DATA TO USE:
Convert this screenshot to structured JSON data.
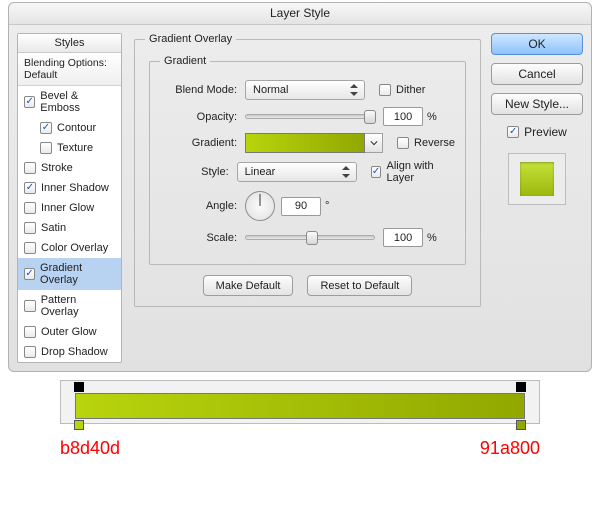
{
  "window_title": "Layer Style",
  "sidebar": {
    "heading": "Styles",
    "subheading": "Blending Options: Default",
    "items": [
      {
        "label": "Bevel & Emboss",
        "checked": true,
        "indent": false,
        "selected": false
      },
      {
        "label": "Contour",
        "checked": true,
        "indent": true,
        "selected": false
      },
      {
        "label": "Texture",
        "checked": false,
        "indent": true,
        "selected": false
      },
      {
        "label": "Stroke",
        "checked": false,
        "indent": false,
        "selected": false
      },
      {
        "label": "Inner Shadow",
        "checked": true,
        "indent": false,
        "selected": false
      },
      {
        "label": "Inner Glow",
        "checked": false,
        "indent": false,
        "selected": false
      },
      {
        "label": "Satin",
        "checked": false,
        "indent": false,
        "selected": false
      },
      {
        "label": "Color Overlay",
        "checked": false,
        "indent": false,
        "selected": false
      },
      {
        "label": "Gradient Overlay",
        "checked": true,
        "indent": false,
        "selected": true
      },
      {
        "label": "Pattern Overlay",
        "checked": false,
        "indent": false,
        "selected": false
      },
      {
        "label": "Outer Glow",
        "checked": false,
        "indent": false,
        "selected": false
      },
      {
        "label": "Drop Shadow",
        "checked": false,
        "indent": false,
        "selected": false
      }
    ]
  },
  "panel": {
    "group_title": "Gradient Overlay",
    "subgroup_title": "Gradient",
    "blend_mode_label": "Blend Mode:",
    "blend_mode_value": "Normal",
    "dither_label": "Dither",
    "dither_checked": false,
    "opacity_label": "Opacity:",
    "opacity_value": "100",
    "percent": "%",
    "gradient_label": "Gradient:",
    "reverse_label": "Reverse",
    "reverse_checked": false,
    "style_label": "Style:",
    "style_value": "Linear",
    "align_label": "Align with Layer",
    "align_checked": true,
    "angle_label": "Angle:",
    "angle_value": "90",
    "degree": "°",
    "scale_label": "Scale:",
    "scale_value": "100",
    "make_default": "Make Default",
    "reset_default": "Reset to Default"
  },
  "buttons": {
    "ok": "OK",
    "cancel": "Cancel",
    "new_style": "New Style...",
    "preview_label": "Preview",
    "preview_checked": true
  },
  "gradient_editor": {
    "left_color": "b8d40d",
    "right_color": "91a800"
  }
}
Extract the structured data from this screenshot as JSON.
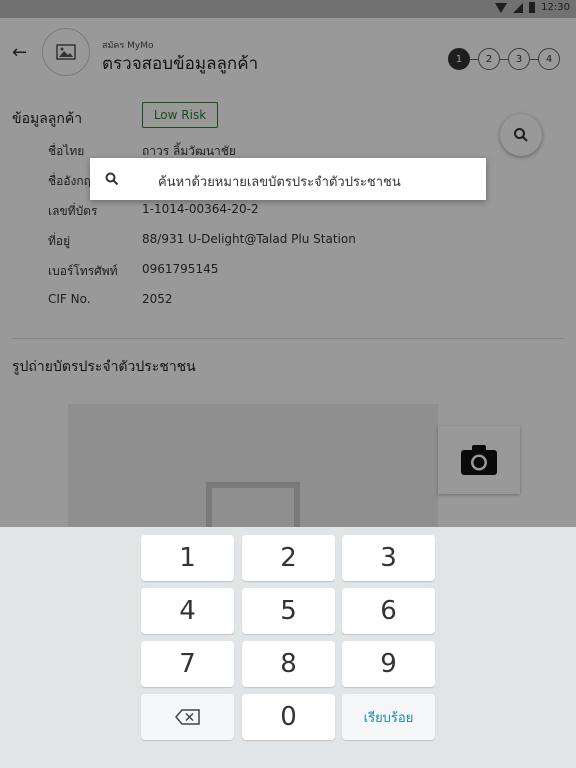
{
  "status_bar": {
    "time": "12:30"
  },
  "header": {
    "subtitle": "สมัคร MyMo",
    "title": "ตรวจสอบข้อมูลลูกค้า",
    "steps": [
      "1",
      "2",
      "3",
      "4"
    ],
    "active_step": 1
  },
  "customer_section": {
    "title": "ข้อมูลลูกค้า",
    "risk_badge": "Low Risk",
    "fields": [
      {
        "label": "ชื่อไทย",
        "value": "ถาวร ลิ้มวัฒนาชัย"
      },
      {
        "label": "ชื่ออังกฤษ",
        "value": ""
      },
      {
        "label": "เลขที่บัตร",
        "value": "1-1014-00364-20-2"
      },
      {
        "label": "ที่อยู่",
        "value": "88/931 U-Delight@Talad Plu Station"
      },
      {
        "label": "เบอร์โทรศัพท์",
        "value": "0961795145"
      },
      {
        "label": "CIF No.",
        "value": "2052"
      }
    ]
  },
  "photo_section": {
    "title": "รูปถ่ายบัตรประจำตัวประชาชน"
  },
  "search": {
    "placeholder": "ค้นหาด้วยหมายเลขบัตรประจำตัวประชาชน"
  },
  "keyboard": {
    "keys": [
      "1",
      "2",
      "3",
      "4",
      "5",
      "6",
      "7",
      "8",
      "9"
    ],
    "zero": "0",
    "done_label": "เรียบร้อย"
  }
}
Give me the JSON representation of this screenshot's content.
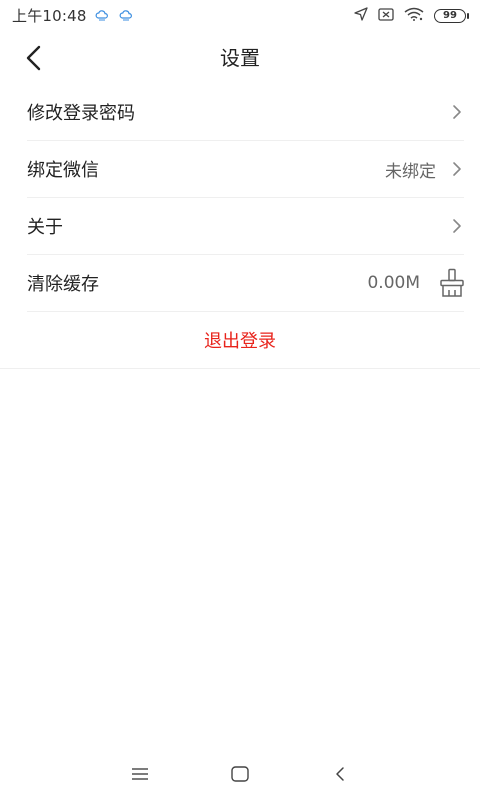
{
  "status_bar": {
    "time": "上午10:48",
    "battery": "99"
  },
  "header": {
    "title": "设置"
  },
  "settings": {
    "items": [
      {
        "label": "修改登录密码",
        "value": ""
      },
      {
        "label": "绑定微信",
        "value": "未绑定"
      },
      {
        "label": "关于",
        "value": ""
      },
      {
        "label": "清除缓存",
        "value": "0.00M"
      }
    ],
    "logout_label": "退出登录"
  },
  "icons": {
    "back": "chevron-left-icon",
    "chevron": "chevron-right-icon",
    "clear_cache": "broom-icon",
    "nav_menu": "menu-icon",
    "nav_home": "home-icon",
    "nav_back": "back-icon"
  },
  "colors": {
    "logout": "#e8231b",
    "divider": "#efefef",
    "text": "#222222",
    "secondary_text": "#666666"
  }
}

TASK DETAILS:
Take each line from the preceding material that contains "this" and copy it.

EXERCISE SOLUTION:
Convert this screenshot to structured JSON data.
Extract the structured data from this screenshot as JSON.
Give me the JSON representation of this screenshot's content.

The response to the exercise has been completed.